» Problem requirements
Considering only lines that hold the word "description", report how many there are in the listing below, as a single number.
──────────────────────────────
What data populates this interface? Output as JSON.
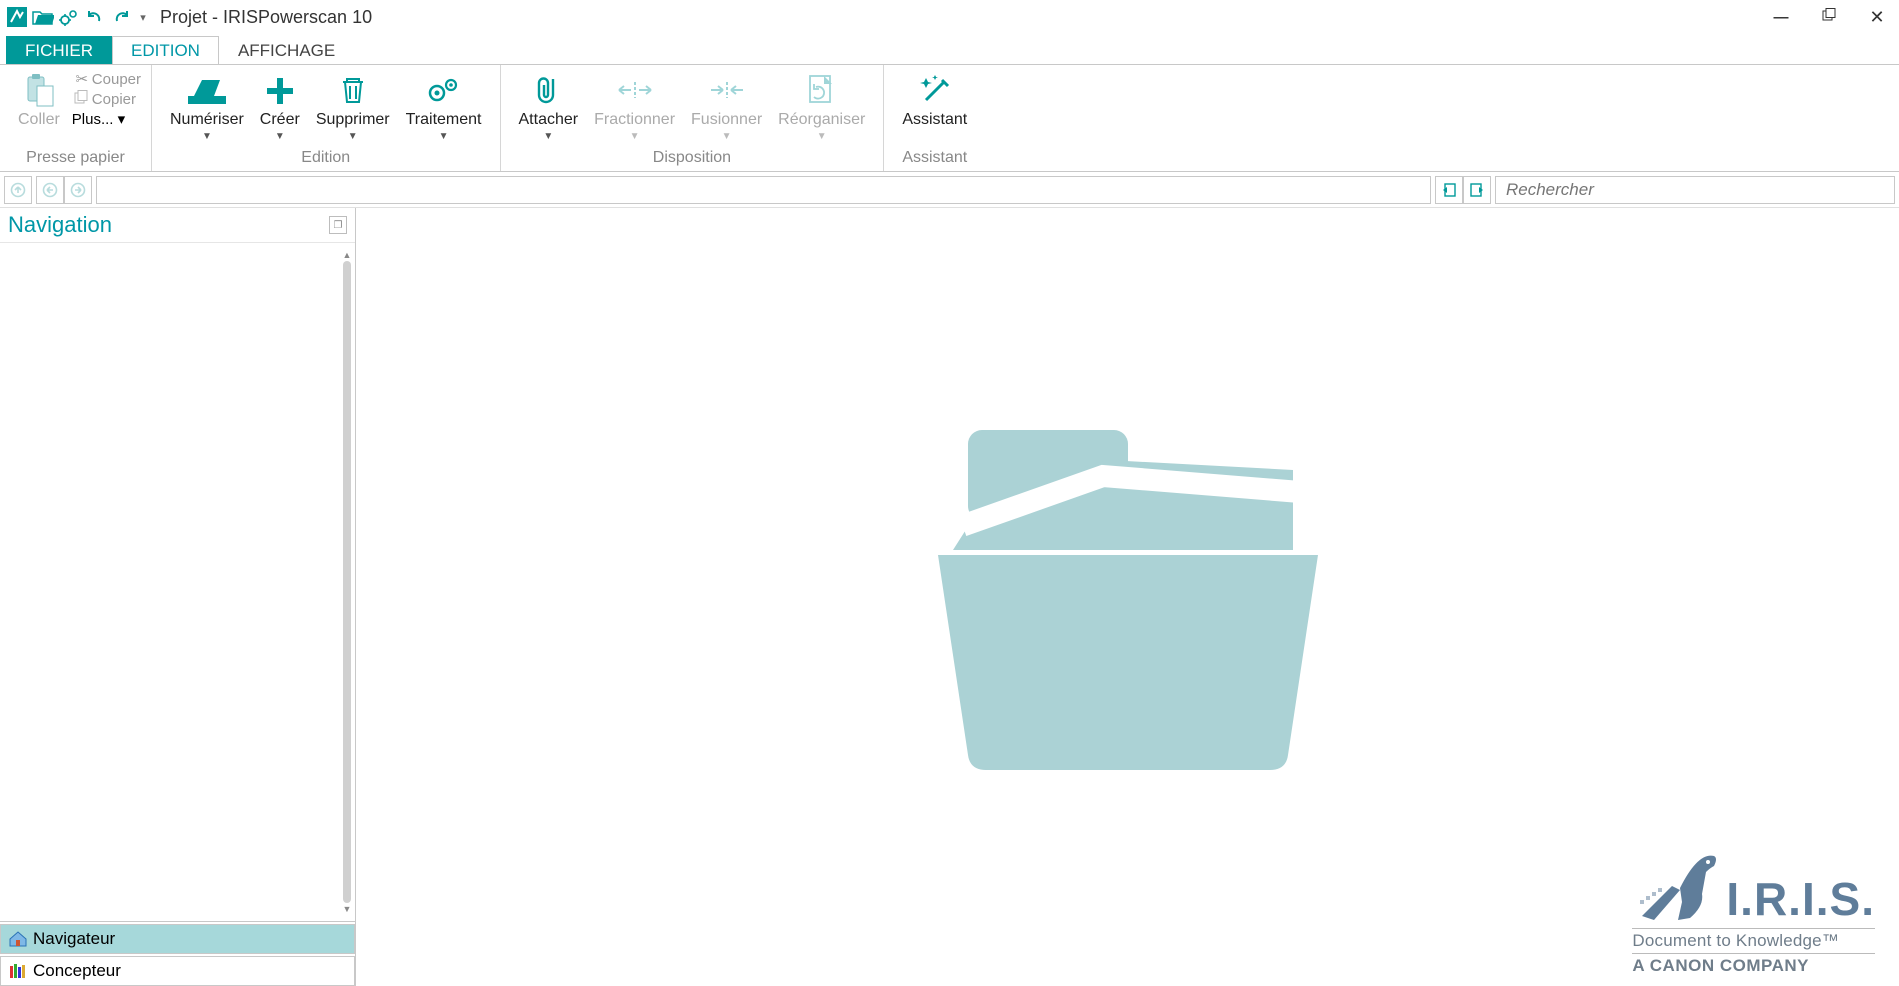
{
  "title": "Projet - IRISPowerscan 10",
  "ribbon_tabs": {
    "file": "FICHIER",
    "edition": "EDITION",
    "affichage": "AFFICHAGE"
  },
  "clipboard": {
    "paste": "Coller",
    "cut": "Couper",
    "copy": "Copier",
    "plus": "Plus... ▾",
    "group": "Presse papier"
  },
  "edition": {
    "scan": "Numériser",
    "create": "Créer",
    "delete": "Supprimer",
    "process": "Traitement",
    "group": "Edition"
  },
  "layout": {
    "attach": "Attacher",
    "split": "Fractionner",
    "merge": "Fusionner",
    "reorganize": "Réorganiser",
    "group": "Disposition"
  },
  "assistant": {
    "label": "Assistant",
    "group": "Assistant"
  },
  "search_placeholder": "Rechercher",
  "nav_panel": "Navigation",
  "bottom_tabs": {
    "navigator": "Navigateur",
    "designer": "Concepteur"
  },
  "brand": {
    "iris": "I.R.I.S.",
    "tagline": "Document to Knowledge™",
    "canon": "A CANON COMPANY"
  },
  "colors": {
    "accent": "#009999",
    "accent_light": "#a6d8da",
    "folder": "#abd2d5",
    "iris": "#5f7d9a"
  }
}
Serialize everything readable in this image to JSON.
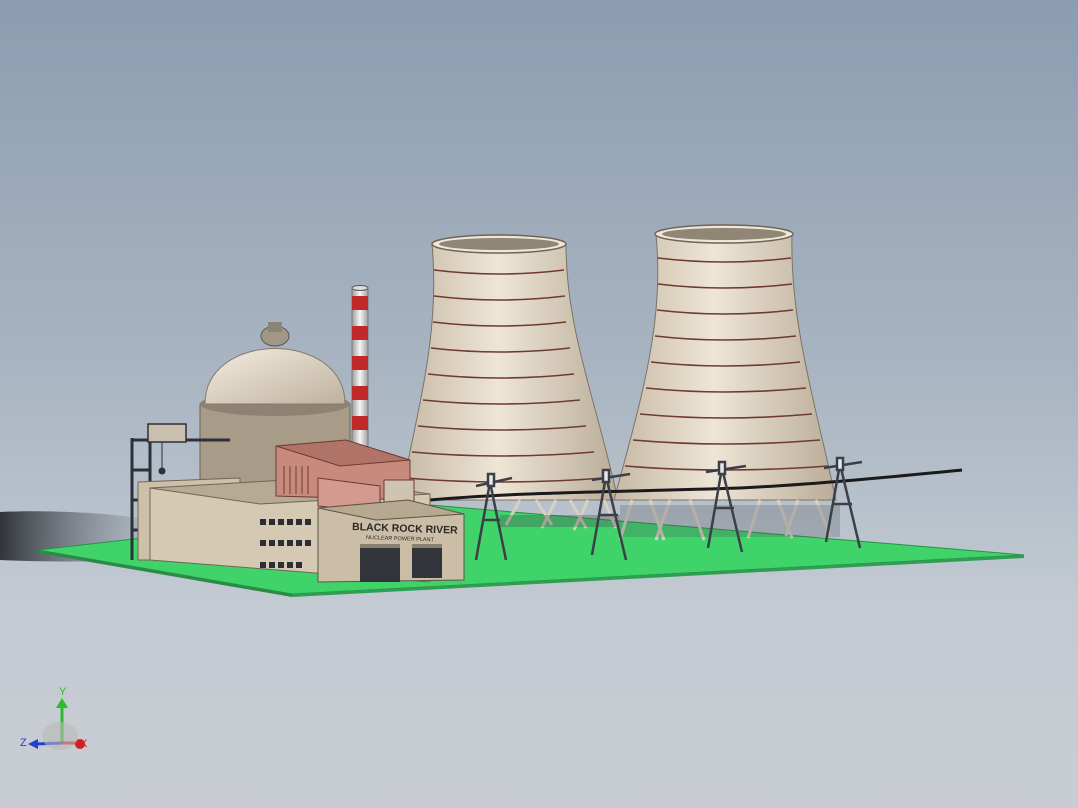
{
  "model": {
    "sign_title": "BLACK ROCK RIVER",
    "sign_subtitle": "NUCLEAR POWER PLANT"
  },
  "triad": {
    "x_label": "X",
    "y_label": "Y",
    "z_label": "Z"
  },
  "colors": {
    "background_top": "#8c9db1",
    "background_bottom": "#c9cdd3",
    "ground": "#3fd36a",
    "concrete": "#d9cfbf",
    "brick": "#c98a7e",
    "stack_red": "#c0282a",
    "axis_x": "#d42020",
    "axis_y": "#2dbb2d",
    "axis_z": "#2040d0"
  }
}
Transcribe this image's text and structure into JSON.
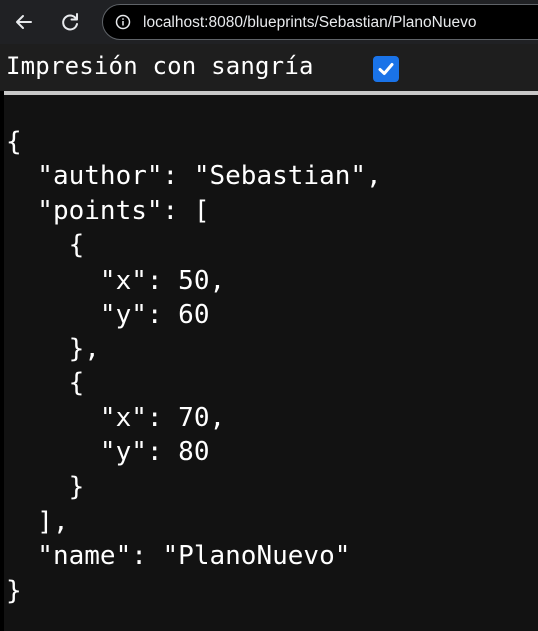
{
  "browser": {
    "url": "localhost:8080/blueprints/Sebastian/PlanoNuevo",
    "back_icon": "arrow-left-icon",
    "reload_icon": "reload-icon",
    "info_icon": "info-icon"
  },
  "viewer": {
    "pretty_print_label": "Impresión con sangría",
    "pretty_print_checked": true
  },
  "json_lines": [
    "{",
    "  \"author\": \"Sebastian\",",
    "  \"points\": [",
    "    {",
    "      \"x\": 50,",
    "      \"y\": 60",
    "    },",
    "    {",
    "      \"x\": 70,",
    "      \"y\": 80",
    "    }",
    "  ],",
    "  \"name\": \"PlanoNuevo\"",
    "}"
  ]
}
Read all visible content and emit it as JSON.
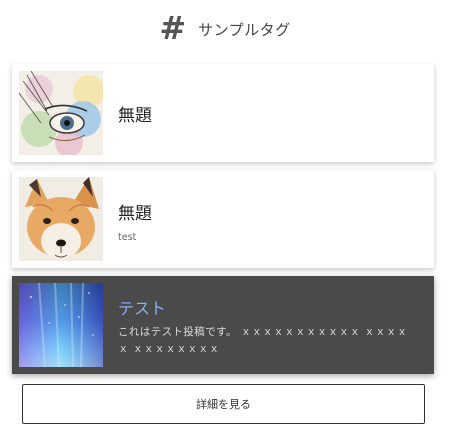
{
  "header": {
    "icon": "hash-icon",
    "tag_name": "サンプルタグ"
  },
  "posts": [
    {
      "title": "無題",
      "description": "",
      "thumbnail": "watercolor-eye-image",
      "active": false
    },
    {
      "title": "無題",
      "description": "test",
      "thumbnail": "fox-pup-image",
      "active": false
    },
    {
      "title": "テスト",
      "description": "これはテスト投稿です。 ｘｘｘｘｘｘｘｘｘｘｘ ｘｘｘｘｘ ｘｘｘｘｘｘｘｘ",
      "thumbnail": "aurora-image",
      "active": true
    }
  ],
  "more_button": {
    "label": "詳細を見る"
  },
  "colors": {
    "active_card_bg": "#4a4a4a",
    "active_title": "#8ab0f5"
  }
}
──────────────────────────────
» Reply to the task
3